The Academy was tested as soon as it was born. In the same summer, the movie producers, led by Paramount, announced a 10% wage cut for all non-union workers. The Academy supported the move; the writers and actors protested. Even though the Screen Writers’ Guild, formed seven years ago, had become dormant by 1927, it “campaigned against [the salary reduction] with the Actors’ Equity Association and threatened to call a strike of the scenarists,” wrote Murray Ross in his 1947 research paper, Labor Relations in Hollywood. On July 6, 1927, 500 writers, actors, and directors held a meeting to discuss the draconian diktat.
The producers eventually rescinded the cuts, but someone else profited the most from the scuffle: the Academy. Pushing the Guild to the background, it charged ahead to conduct the actual negotiations and “establish a ‘code of practice’ entitling the writers to adequate screen credits, separation pay in appropriate circumstances, and elimination of speculative writing,” adds Ross. It also smoothened out the “writer-producer relations by conciliating many disputes”.
Around two years later, on May 16, 1929, the Academy held its first awards. Hosted by Fairbanks, it was a muted event lacking glamour, red carpet, and surprise—the winners had been announced three months ago. Simple Chinese lanterns adorned the Blossom Room of the Roosevelt Hotel; the attendees’ tables had candles and candy replicas of the statuettes. The awards also aimed to advance another motive of the Academy, “defining film jobs as skilled industry rather than labour,” according to Peter Decherney’s Hollywood and the Culture Elite. The first ceremony, he argues, had separate awards for the Best Picture (Wings) and the Best Unique and Artistic Picture (Sunrise), “separating commercial fare from prestige art films”. Similarly, the acting awards recognised a body of work as opposed to one movie—Janet Gaynor won it for Sunrise, Seventh Heaven, and Street Angel—thus separating “‘below the line workers’ from the artists who wrote, directed, and acted in films, effectively distinguishing the unionised labours from artists.”
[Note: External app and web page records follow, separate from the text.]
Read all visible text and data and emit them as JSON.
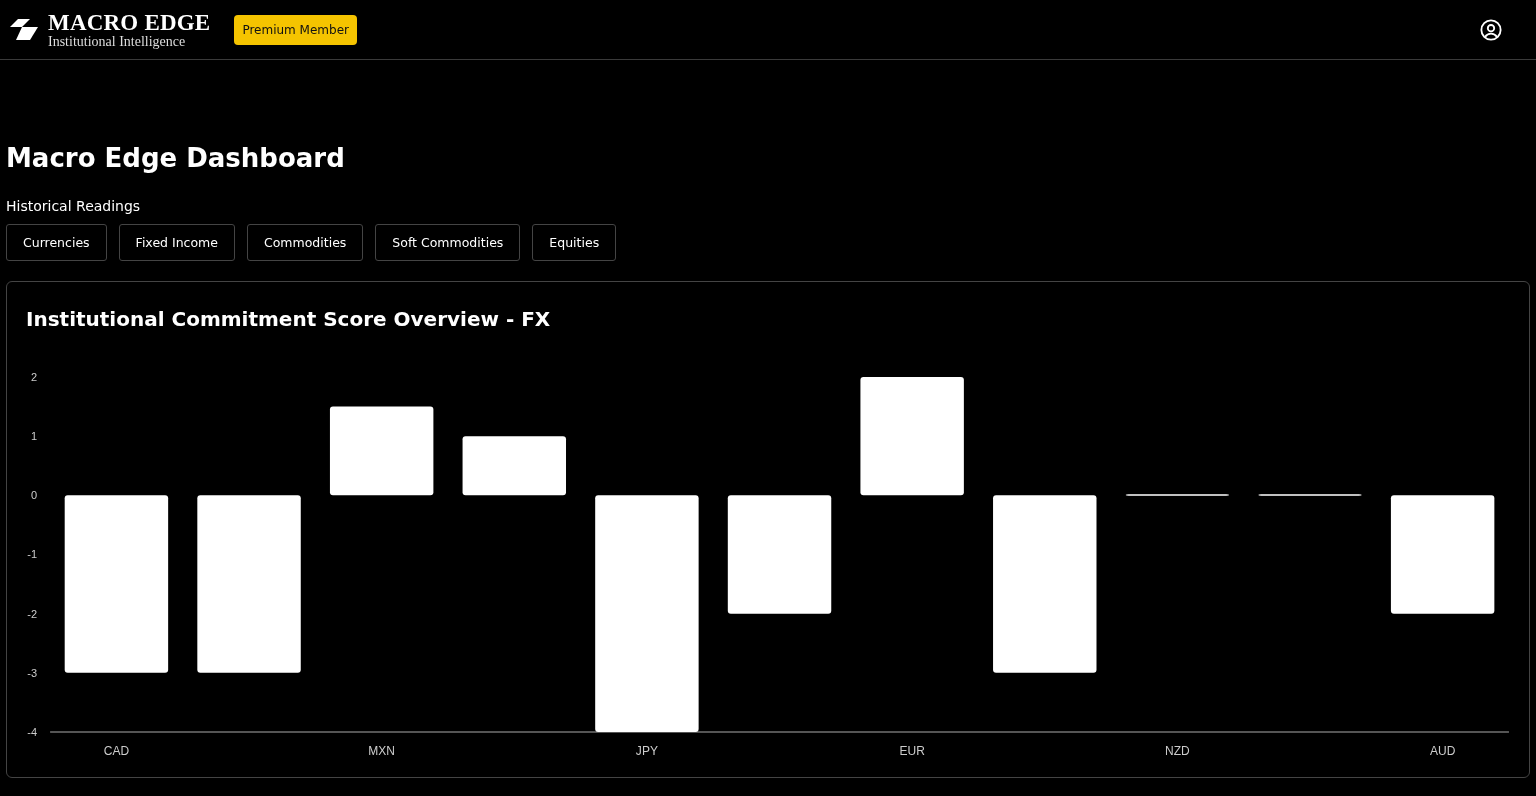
{
  "brand": {
    "name": "MACRO EDGE",
    "tagline": "Institutional Intelligence",
    "badge": "Premium Member"
  },
  "page": {
    "title": "Macro Edge Dashboard",
    "subtitle": "Historical Readings"
  },
  "tabs": [
    {
      "label": "Currencies"
    },
    {
      "label": "Fixed Income"
    },
    {
      "label": "Commodities"
    },
    {
      "label": "Soft Commodities"
    },
    {
      "label": "Equities"
    }
  ],
  "card": {
    "title": "Institutional Commitment Score Overview - FX",
    "chart_data": {
      "type": "bar",
      "categories": [
        "CAD",
        null,
        "MXN",
        null,
        "JPY",
        null,
        "EUR",
        null,
        "NZD",
        null,
        "AUD"
      ],
      "values": [
        -3,
        -3,
        1.5,
        1,
        -4,
        -2,
        2,
        -3,
        0,
        0,
        -2
      ],
      "ylim": [
        -4,
        2
      ],
      "yticks": [
        -4,
        -3,
        -2,
        -1,
        0,
        1,
        2
      ]
    }
  }
}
But the suits could only keep their charade till March 1933. In the era of the Great Depression—leading to massive layoffs, pay cuts, and deep distrust of the Academy—the film professionals did ultimately unionise. The Screen Writers’ Guild revitalised in 1933, and other associations followed: Screen Actors Guild (formed in 1933), the Screen Directors Guild (1936), and the American Federation of Radio Artists (1937). By the late ’30s, the Academy receded from labour arbitration.
But Mayer’s ‘ingenuity’ had to be admired. He not only created a solution to a problem that didn’t exist but, in the coming years, laced it with layers of segregation and glitz. And, like a true callous capitalist, he exploited the very people enriching him—and boasted about it later. “I found the best way to handle [filmmakers] was to hang medals all over them,” his biographer Scott Eyman quotes him in Lion of Hollywood: The Life and Legend of Louis B. Mayer. “If I got them cups and awards, they’d kill themselves to produce what I wanted. That’s why the Academy Award was created.”